What you are asked to do - Look through the data below. Show each line where the string "water" occurs.

Data records -
----
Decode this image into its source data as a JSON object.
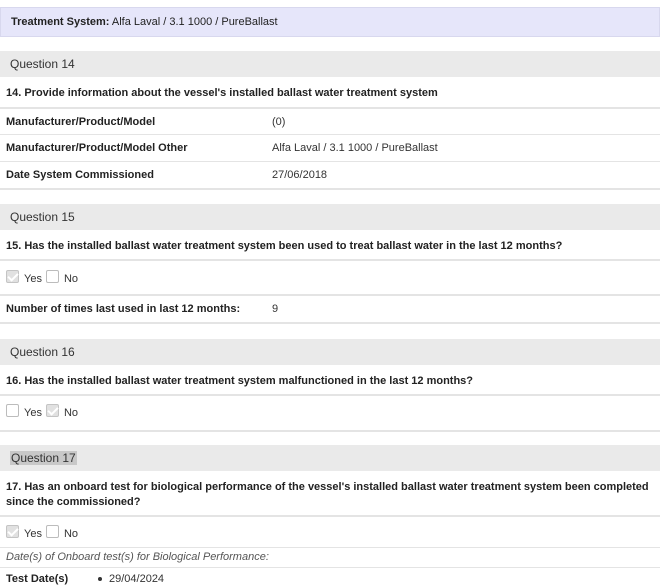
{
  "treatment_system": {
    "label": "Treatment System:",
    "value": "Alfa Laval / 3.1 1000 / PureBallast"
  },
  "q14": {
    "header": "Question 14",
    "text": "14. Provide information about the vessel's installed ballast water treatment system",
    "rows": [
      {
        "label": "Manufacturer/Product/Model",
        "value": "(0)"
      },
      {
        "label": "Manufacturer/Product/Model Other",
        "value": "Alfa Laval / 3.1 1000 / PureBallast"
      },
      {
        "label": "Date System Commissioned",
        "value": "27/06/2018"
      }
    ]
  },
  "q15": {
    "header": "Question 15",
    "text": "15. Has the installed ballast water treatment system been used to treat ballast water in the last 12 months?",
    "yes_label": "Yes",
    "no_label": "No",
    "yes_checked": true,
    "no_checked": false,
    "times_label": "Number of times last used in last 12 months:",
    "times_value": "9"
  },
  "q16": {
    "header": "Question 16",
    "text": "16. Has the installed ballast water treatment system malfunctioned in the last 12 months?",
    "yes_label": "Yes",
    "no_label": "No",
    "yes_checked": false,
    "no_checked": true
  },
  "q17": {
    "header": "Question 17",
    "text": "17. Has an onboard test for biological performance of the vessel's installed ballast water treatment system been completed since the commissioned?",
    "yes_label": "Yes",
    "no_label": "No",
    "yes_checked": true,
    "no_checked": false,
    "dates_note": "Date(s) of Onboard test(s) for Biological Performance:",
    "test_dates_label": "Test Date(s)",
    "test_dates": [
      "29/04/2024"
    ]
  }
}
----
Task answer -
    "text": "14. Provide information about the vessel's installed ballast water treatment system",
    "text": "15. Has the installed ballast water treatment system been used to treat ballast water in the last 12 months?",
    "text": "16. Has the installed ballast water treatment system malfunctioned in the last 12 months?",
    "text": "17. Has an onboard test for biological performance of the vessel's installed ballast water treatment system been completed since the commissioned?",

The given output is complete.